OTTAWA (Reuters) - Exhausted Canadian police and firefighters prepared to break off work for the night on Friday after using steam machines to melt thick ice encasing the bodies of elderly people who died in a retirement residence fire.

Police said eight people died and about 30 were unaccounted for after the blaze ripped through the Residence du Havre in the small community of L'Isle-Verte, about 230 km (140 miles) northeast of Quebec City, early on Thursday morning.

Teams of police, firefighters and coroner's office officials - dealing with conditions so cold they could only work 45-minute shifts - used steam machines to melt thick ice that had formed after the blaze was doused.

Police spokesman Guy Lapointe said the teams planned to take a break at 7 p.m. eastern and would resume early on Saturday morning.

"Our people are exhausted ... the conditions are very, very difficult," he told a televised briefing, saying police might bring in more equipment. Temperatures in the area hovered around minus 20 C (minus 4 Fahrenheit).

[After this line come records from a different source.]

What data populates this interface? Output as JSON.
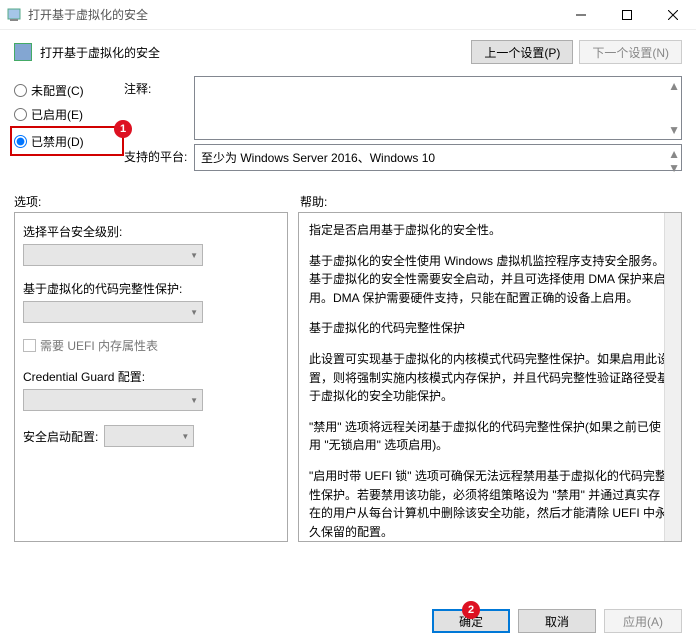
{
  "titlebar": {
    "title": "打开基于虚拟化的安全"
  },
  "header": {
    "title": "打开基于虚拟化的安全",
    "prev": "上一个设置(P)",
    "next": "下一个设置(N)"
  },
  "radios": {
    "not_configured": "未配置(C)",
    "enabled": "已启用(E)",
    "disabled": "已禁用(D)",
    "selected": "disabled"
  },
  "info": {
    "comment_label": "注释:",
    "comment_value": "",
    "platform_label": "支持的平台:",
    "platform_value": "至少为 Windows Server 2016、Windows 10"
  },
  "sections": {
    "options": "选项:",
    "help": "帮助:"
  },
  "options": {
    "platform_security_label": "选择平台安全级别:",
    "code_integrity_label": "基于虚拟化的代码完整性保护:",
    "uefi_checkbox": "需要 UEFI 内存属性表",
    "credential_guard_label": "Credential Guard 配置:",
    "secure_boot_label": "安全启动配置:"
  },
  "help": {
    "p1": "指定是否启用基于虚拟化的安全性。",
    "p2": "基于虚拟化的安全性使用 Windows 虚拟机监控程序支持安全服务。基于虚拟化的安全性需要安全启动，并且可选择使用 DMA 保护来启用。DMA 保护需要硬件支持，只能在配置正确的设备上启用。",
    "p3": "基于虚拟化的代码完整性保护",
    "p4": "此设置可实现基于虚拟化的内核模式代码完整性保护。如果启用此设置，则将强制实施内核模式内存保护，并且代码完整性验证路径受基于虚拟化的安全功能保护。",
    "p5": "\"禁用\" 选项将远程关闭基于虚拟化的代码完整性保护(如果之前已使用 \"无锁启用\" 选项启用)。",
    "p6": "\"启用时带 UEFI 锁\" 选项可确保无法远程禁用基于虚拟化的代码完整性保护。若要禁用该功能，必须将组策略设为 \"禁用\" 并通过真实存在的用户从每台计算机中删除该安全功能，然后才能清除 UEFI 中永久保留的配置。"
  },
  "buttons": {
    "ok": "确定",
    "cancel": "取消",
    "apply": "应用(A)"
  },
  "annotations": {
    "one": "1",
    "two": "2"
  }
}
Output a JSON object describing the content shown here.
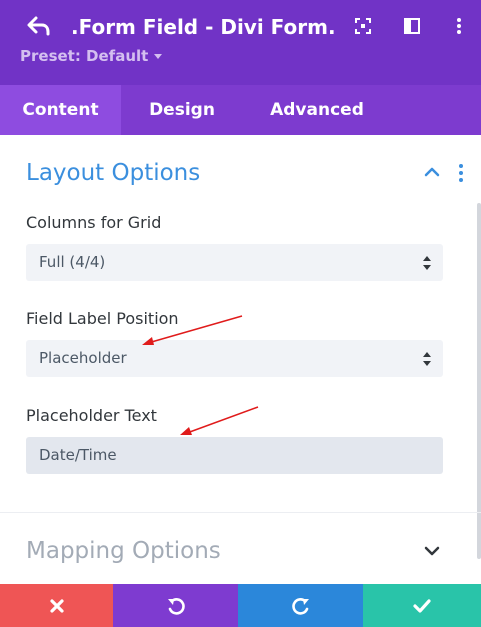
{
  "header": {
    "title": ".Form Field - Divi Form...",
    "preset_label": "Preset: Default",
    "icons": [
      "back-arrow-icon",
      "focus-icon",
      "sidebar-layout-icon",
      "more-icon"
    ]
  },
  "tabs": [
    {
      "label": "Content",
      "active": true
    },
    {
      "label": "Design",
      "active": false
    },
    {
      "label": "Advanced",
      "active": false
    }
  ],
  "sections": {
    "layout": {
      "title": "Layout Options",
      "expanded": true,
      "fields": {
        "columns": {
          "label": "Columns for Grid",
          "value": "Full (4/4)"
        },
        "label_position": {
          "label": "Field Label Position",
          "value": "Placeholder"
        },
        "placeholder_text": {
          "label": "Placeholder Text",
          "value": "Date/Time"
        }
      }
    },
    "mapping": {
      "title": "Mapping Options",
      "expanded": false
    }
  },
  "footer": {
    "buttons": [
      {
        "name": "discard",
        "icon": "close-icon",
        "color": "#ef5555"
      },
      {
        "name": "undo",
        "icon": "undo-icon",
        "color": "#7e3bd0"
      },
      {
        "name": "redo",
        "icon": "redo-icon",
        "color": "#2b87da"
      },
      {
        "name": "save",
        "icon": "check-icon",
        "color": "#29c4a9"
      }
    ]
  },
  "colors": {
    "header_bg": "#7133c6",
    "tab_bar_bg": "#7d3bcf",
    "active_tab_bg": "#8e4ce0",
    "accent_blue": "#3b8fde",
    "annotation_red": "#e01b1b"
  }
}
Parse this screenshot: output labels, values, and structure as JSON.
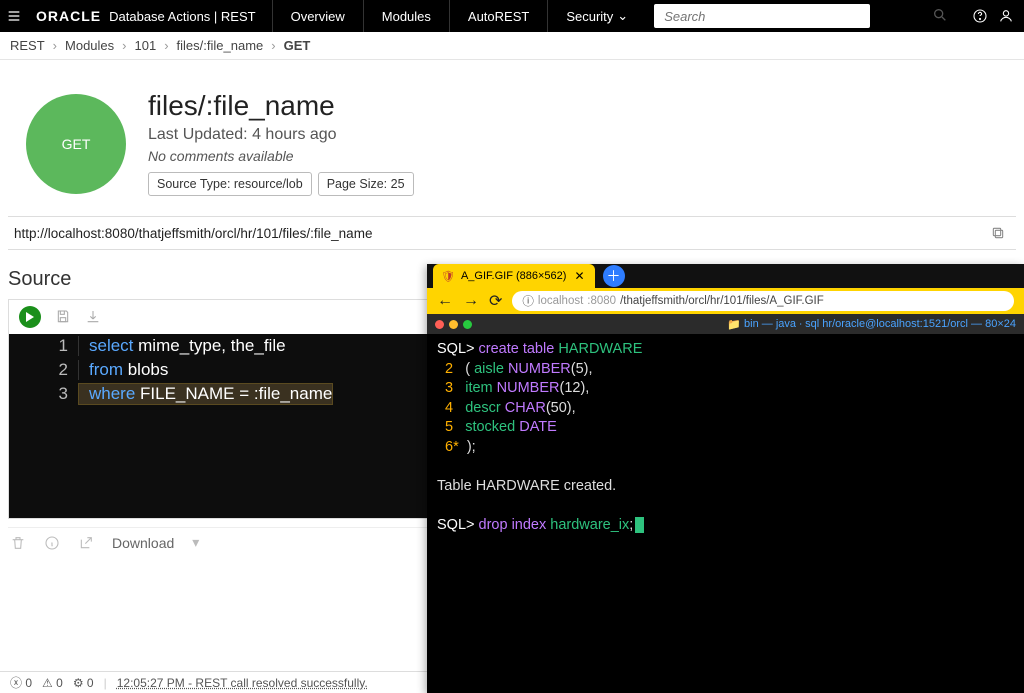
{
  "topbar": {
    "brand": "ORACLE",
    "product": "Database Actions | REST",
    "tabs": [
      "Overview",
      "Modules",
      "AutoREST",
      "Security"
    ],
    "search_placeholder": "Search"
  },
  "breadcrumb": [
    "REST",
    "Modules",
    "101",
    "files/:file_name",
    "GET"
  ],
  "header": {
    "method": "GET",
    "title": "files/:file_name",
    "updated": "Last Updated: 4 hours ago",
    "comments": "No comments available",
    "pill_source": "Source Type: resource/lob",
    "pill_page": "Page Size: 25",
    "url": "http://localhost:8080/thatjeffsmith/orcl/hr/101/files/:file_name"
  },
  "source": {
    "title": "Source",
    "lines": [
      {
        "n": "1",
        "k": "select",
        "rest": " mime_type, the_file"
      },
      {
        "n": "2",
        "k": "from",
        "rest": " blobs"
      },
      {
        "n": "3",
        "k": "where",
        "rest": " FILE_NAME = :file_name"
      }
    ],
    "download": "Download"
  },
  "status": {
    "err": "0",
    "warn": "0",
    "gear": "0",
    "msg": "12:05:27 PM - REST call resolved successfully."
  },
  "overlay": {
    "tab_title": "A_GIF.GIF (886×562)",
    "addr_info": "ⓘ",
    "addr_host": "localhost",
    "addr_port": ":8080",
    "addr_path": "/thatjeffsmith/orcl/hr/101/files/A_GIF.GIF",
    "term_title": "bin — java ∙ sql hr/oracle@localhost:1521/orcl — 80×24",
    "term": {
      "l1_prompt": "SQL> ",
      "l1_kw": "create table ",
      "l1_id": "HARDWARE",
      "l2_n": "  2   ",
      "l2_p": "( ",
      "l2_a": "aisle ",
      "l2_t": "NUMBER",
      "l2_r": "(5),",
      "l3_n": "  3   ",
      "l3_a": "item ",
      "l3_t": "NUMBER",
      "l3_r": "(12),",
      "l4_n": "  4   ",
      "l4_a": "descr ",
      "l4_t": "CHAR",
      "l4_r": "(50),",
      "l5_n": "  5   ",
      "l5_a": "stocked ",
      "l5_t": "DATE",
      "l6_n": "  6*  ",
      "l6_r": ");",
      "blank": "",
      "l7": "Table HARDWARE created.",
      "l8_prompt": "SQL> ",
      "l8_kw": "drop index ",
      "l8_id": "hardware_ix",
      "l8_semi": ";"
    }
  }
}
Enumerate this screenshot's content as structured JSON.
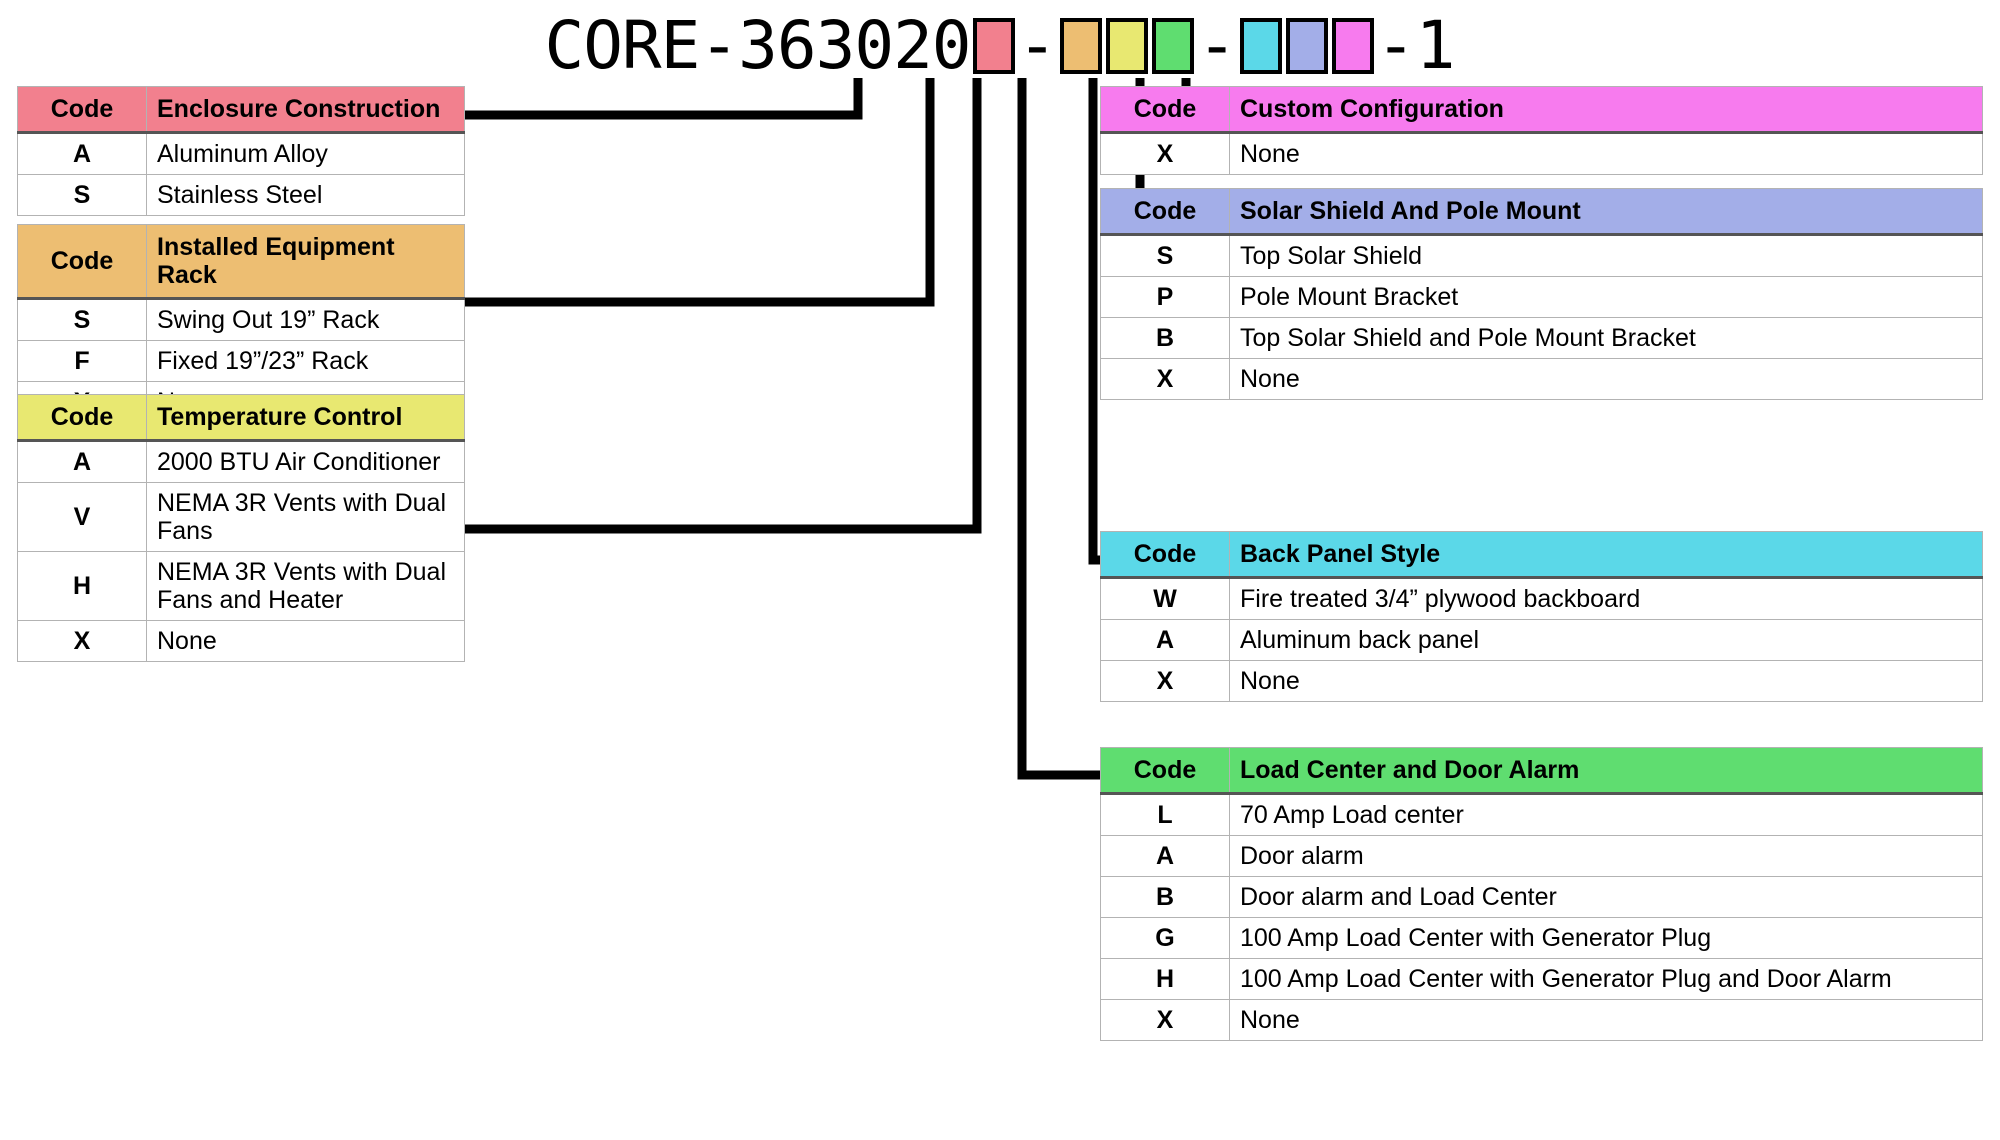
{
  "part_number": {
    "prefix": "CORE-363020",
    "suffix": "-1",
    "dash1": "-",
    "dash2": "-",
    "segments": [
      {
        "name": "enclosure-construction",
        "color": "#F2808E"
      },
      {
        "name": "installed-equipment-rack",
        "color": "#EDBE72"
      },
      {
        "name": "temperature-control",
        "color": "#E8E871"
      },
      {
        "name": "load-center-and-door-alarm",
        "color": "#5FDD70"
      },
      {
        "name": "back-panel-style",
        "color": "#5BD8E8"
      },
      {
        "name": "solar-shield-and-pole-mount",
        "color": "#A3AEE8"
      },
      {
        "name": "custom-configuration",
        "color": "#F77BEE"
      }
    ]
  },
  "code_header": "Code",
  "tables": {
    "enclosure": {
      "title": "Enclosure Construction",
      "color": "#F2808E",
      "rows": [
        {
          "code": "A",
          "desc": "Aluminum Alloy"
        },
        {
          "code": "S",
          "desc": "Stainless Steel"
        }
      ]
    },
    "rack": {
      "title": "Installed Equipment Rack",
      "color": "#EDBE72",
      "rows": [
        {
          "code": "S",
          "desc": "Swing Out 19” Rack"
        },
        {
          "code": "F",
          "desc": "Fixed 19”/23” Rack"
        },
        {
          "code": "X",
          "desc": "None"
        }
      ]
    },
    "temperature": {
      "title": "Temperature Control",
      "color": "#E8E871",
      "rows": [
        {
          "code": "A",
          "desc": "2000 BTU Air Conditioner"
        },
        {
          "code": "V",
          "desc": "NEMA 3R Vents with Dual Fans"
        },
        {
          "code": "H",
          "desc": "NEMA 3R Vents with Dual Fans and Heater"
        },
        {
          "code": "X",
          "desc": "None"
        }
      ]
    },
    "custom": {
      "title": "Custom Configuration",
      "color": "#F77BEE",
      "rows": [
        {
          "code": "X",
          "desc": "None"
        }
      ]
    },
    "solar": {
      "title": "Solar Shield And Pole Mount",
      "color": "#A3AEE8",
      "rows": [
        {
          "code": "S",
          "desc": "Top Solar Shield"
        },
        {
          "code": "P",
          "desc": "Pole Mount Bracket"
        },
        {
          "code": "B",
          "desc": "Top Solar Shield and Pole Mount Bracket"
        },
        {
          "code": "X",
          "desc": "None"
        }
      ]
    },
    "backpanel": {
      "title": "Back Panel Style",
      "color": "#5BD8E8",
      "rows": [
        {
          "code": "W",
          "desc": "Fire treated 3/4” plywood backboard"
        },
        {
          "code": "A",
          "desc": "Aluminum back panel"
        },
        {
          "code": "X",
          "desc": "None"
        }
      ]
    },
    "loadcenter": {
      "title": "Load Center and Door Alarm",
      "color": "#5FDD70",
      "rows": [
        {
          "code": "L",
          "desc": "70 Amp Load center"
        },
        {
          "code": "A",
          "desc": "Door alarm"
        },
        {
          "code": "B",
          "desc": "Door alarm and Load Center"
        },
        {
          "code": "G",
          "desc": "100 Amp Load Center with Generator Plug"
        },
        {
          "code": "H",
          "desc": "100 Amp Load Center with Generator Plug and Door Alarm"
        },
        {
          "code": "X",
          "desc": "None"
        }
      ]
    }
  }
}
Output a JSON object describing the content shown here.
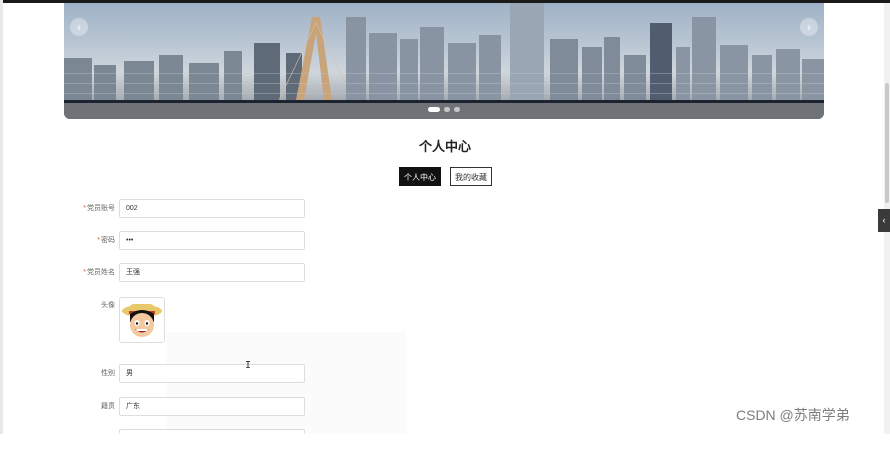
{
  "banner": {
    "prev_icon": "chevron-left-icon",
    "next_icon": "chevron-right-icon",
    "slide_count": 3,
    "active_slide": 1,
    "arrow_prev": "‹",
    "arrow_next": "›"
  },
  "page": {
    "title": "个人中心"
  },
  "tabs": [
    {
      "label": "个人中心",
      "active": true
    },
    {
      "label": "我的收藏",
      "active": false
    }
  ],
  "form": {
    "account": {
      "label": "党员账号",
      "required": true,
      "value": "002"
    },
    "password": {
      "label": "密码",
      "required": true,
      "value": "•••"
    },
    "name": {
      "label": "党员姓名",
      "required": true,
      "value": "王强"
    },
    "avatar": {
      "label": "头像"
    },
    "gender": {
      "label": "性别",
      "value": "男"
    },
    "hometown": {
      "label": "籍贯",
      "value": "广东"
    }
  },
  "side_tab": {
    "icon": "chevron-left-icon",
    "glyph": "‹"
  },
  "watermark": "CSDN @苏南学弟",
  "colors": {
    "accent": "#111111",
    "required": "#e74c3c",
    "input_border": "#dddddd"
  }
}
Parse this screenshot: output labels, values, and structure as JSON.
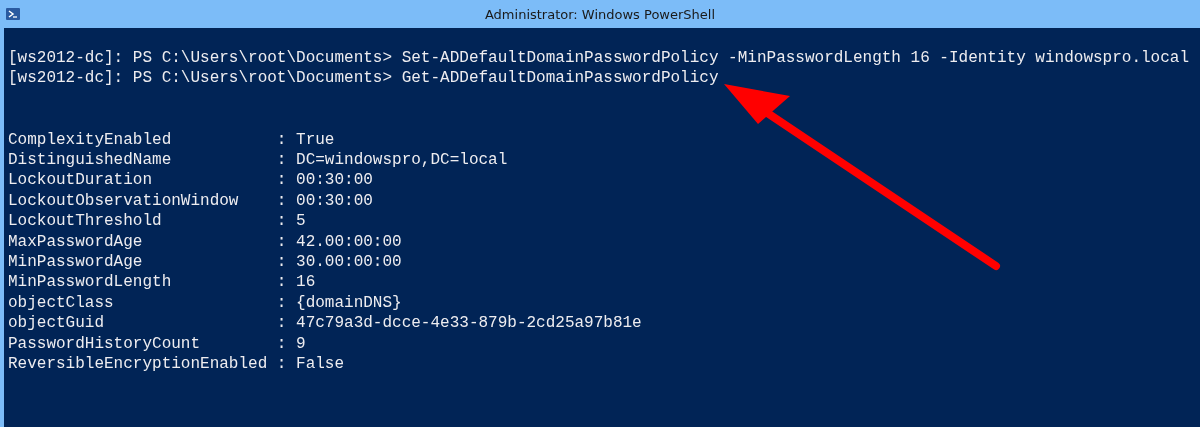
{
  "window": {
    "title": "Administrator: Windows PowerShell"
  },
  "console": {
    "commands": [
      {
        "prompt": "[ws2012-dc]: PS C:\\Users\\root\\Documents>",
        "command": "Set-ADDefaultDomainPasswordPolicy -MinPasswordLength 16 -Identity windowspro.local"
      },
      {
        "prompt": "[ws2012-dc]: PS C:\\Users\\root\\Documents>",
        "command": "Get-ADDefaultDomainPasswordPolicy"
      }
    ],
    "output_lines": [
      "ComplexityEnabled           : True",
      "DistinguishedName           : DC=windowspro,DC=local",
      "LockoutDuration             : 00:30:00",
      "LockoutObservationWindow    : 00:30:00",
      "LockoutThreshold            : 5",
      "MaxPasswordAge              : 42.00:00:00",
      "MinPasswordAge              : 30.00:00:00",
      "MinPasswordLength           : 16",
      "objectClass                 : {domainDNS}",
      "objectGuid                  : 47c79a3d-dcce-4e33-879b-2cd25a97b81e",
      "PasswordHistoryCount        : 9",
      "ReversibleEncryptionEnabled : False"
    ]
  }
}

Police said the number thought to be missing might not all be casualties, as it was still unclear how many of the home's residents were in the building when the fire started.

The disaster has already raised demands that the Quebec government require homes for the elderly to be equipped with sprinkler systems, following the lead of neighboring Ontario. Only a part of the L'Isle-Verte residence had sprinklers.

"If the investigation shows that we need sprinklers or new rules, the government will act and bring in the changes for sure," said Jean-Thomas Grantham, spokesman for Quebec Labor and Social Solidarity Minister Agnes Maltais.   Continued...

A firefighter looks on at the seniors residence Residence du Havre after a fire in L'Isle Verte, Quebec, January 23, 2014. REUTERS/Mathieu Belanger